Survivor Mexico came to an end eight weeks after it started off. As noted in previous articles, the original format was adapted to resemble other hit Mexican reality shows. However, despite that, Survivor Mexico never conquered regular network viewers and especially not fans of the US version. Since the beginning, the show struggled to hook the audience, having fewer rating points on both Sundays and weekdays primetime than its principal competitor.
As far as I’m concerned, the low ratings led to the moving of the finale forward to August. The show speeded up with two elimination days per week on Fridays and Sundays, starting the same week that Survivor Mexico’s replacement, Exatlon: Heroes vs. Titans, was announced for a September 1 premiere.
Multiple controversies surrounded Survivor Mexico during its two months on the air. This ranged from the supposed production help for the viewer’s favorite player, an evacuation owing to Hurricane Isaias, the poisoning of two contestants, and multiple leaks about eliminated players, reaching the point that the order of the final five contestants was known weeks before the finale.
In general, the show’s format did not change from what was stated in the previous articles. The episode duration, the challenges, Tribal Council, and the elimination process stayed the same throughout the season.
Tribe division never really worked out, even though contestants were non-randomly switched by production after the first Tribal, tribes continued to be unbalanced. Until the fourth week, both tribes won one Tribal immunity challenge each, and a kind of joint Tribal Council was set where each tribe nominated two contestants to compete in a four-player elimination challenge. After that, the merge was declared.
This version of Survivor was entirely centered around challenges, where social interaction didn’t matter in order to stay in the game. Camp life was secondary, acting more as filler than important to the narrative. To new Survivor viewers, the camp life segments were considered a boring element of the show.
While the concept of immunity totems could have given a new dynamic to Tribal councils and camp life, these new powers were totally wasted, mainly for their weird rules. For instance, there were only two totems in the game, of which only one was used. The second was carried to the end by the winner, who was never nominated.
In the first article, I assumed that rules were not given to contestants in advance; this was partially confirmed during the season. To explain this, let me bring back two rules described in the past article. On the one hand, the winner of the Immunity necklace had to nominate one player; on the other hand, another player could gift a totem to the nominated one. When these two conditions were met, both the gifter and receiver players thought they were safe. However, it turned out that the winner of the Immunity necklace could then nominate the totem gifter, which is what happened.

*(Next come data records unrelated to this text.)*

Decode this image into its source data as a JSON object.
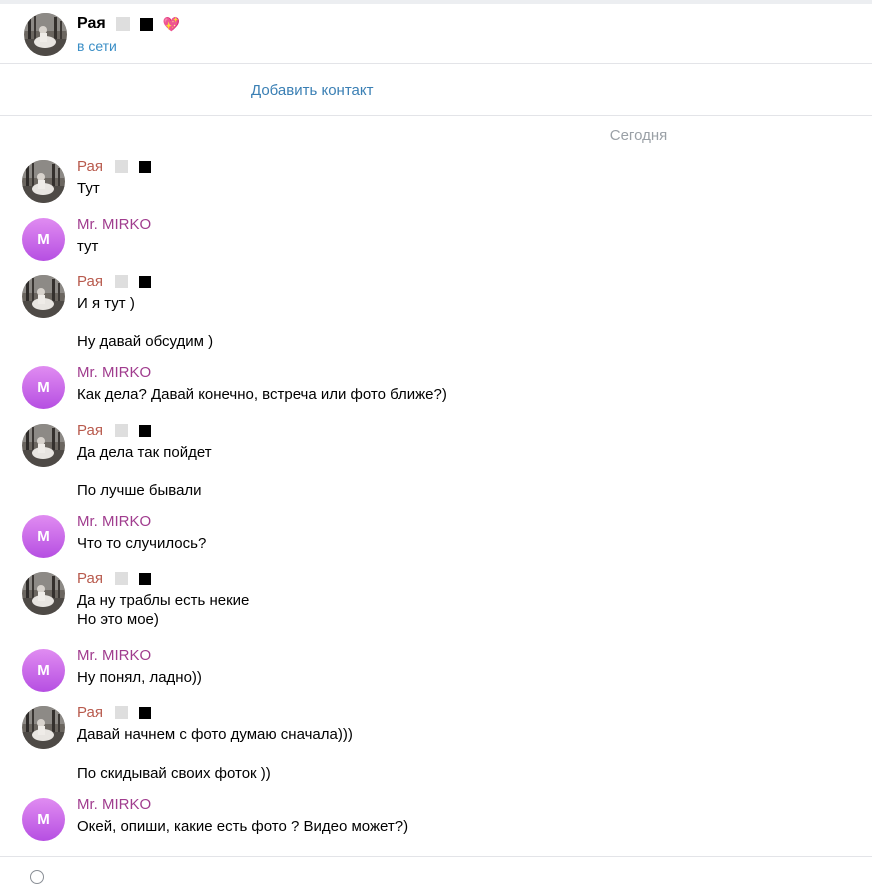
{
  "header": {
    "name": "Рая",
    "heart": "💖",
    "status": "в сети"
  },
  "add_contact": "Добавить контакт",
  "date_separator": "Сегодня",
  "messages": [
    {
      "sender": "Рая",
      "lines": [
        "Тут"
      ]
    },
    {
      "sender": "Mr. MIRKO",
      "initial": "M",
      "lines": [
        "тут"
      ]
    },
    {
      "sender": "Рая",
      "lines": [
        "И я тут )"
      ]
    },
    {
      "lines": [
        "Ну давай обсудим )"
      ]
    },
    {
      "sender": "Mr. MIRKO",
      "initial": "M",
      "lines": [
        "Как дела? Давай конечно, встреча или фото ближе?)"
      ]
    },
    {
      "sender": "Рая",
      "lines": [
        "Да дела так пойдет"
      ]
    },
    {
      "lines": [
        "По лучше бывали"
      ]
    },
    {
      "sender": "Mr. MIRKO",
      "initial": "M",
      "lines": [
        "Что то случилось?"
      ]
    },
    {
      "sender": "Рая",
      "lines": [
        "Да ну траблы есть некие",
        "Но это мое)"
      ]
    },
    {
      "sender": "Mr. MIRKO",
      "initial": "M",
      "lines": [
        "Ну понял, ладно))"
      ]
    },
    {
      "sender": "Рая",
      "lines": [
        "Давай начнем с фото думаю сначала)))"
      ]
    },
    {
      "lines": [
        "По скидывай своих фоток ))"
      ]
    },
    {
      "sender": "Mr. MIRKO",
      "initial": "M",
      "lines": [
        "Окей, опиши, какие есть фото ? Видео может?)"
      ]
    }
  ],
  "colors": {
    "link": "#3a8ec6",
    "raya_name": "#b85a4d",
    "mirko_name": "#a03c8e",
    "mirko_avatar": "#c565e8"
  },
  "icons": [
    "photo-avatar",
    "square-light-emoji",
    "square-dark-emoji",
    "heart-emoji",
    "attach-icon"
  ]
}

True to form, the jury was not a part of this version, thereby removing the main premise of Survivor, which is, voted-out players must vote for a winner. Instead, Survivor Mexico decided the winner through elimination challenges. This turned out to be the season’s best challenge player, Lalo Urbina, a professional climber who was already known for taking part in other network shows. Surprisingly, for a TV show that extended every single scene of the season, the finale just abruptly ended after the final challenge, leaving no time for an award ceremony nor a winning speech.
In summary, Survivor Mexico made so many changes to the original format that it ended up being an utterly different reality show. The overall quality didn’t compare with Survivor US, partly due to the hurried production, scrambled together amidst a pandemic. This made me aware of the importance of quality content for the Survivor US producers, and if that means we have to wait a little longer for Survivor to be filmed to the usual high quality, I am fine with it.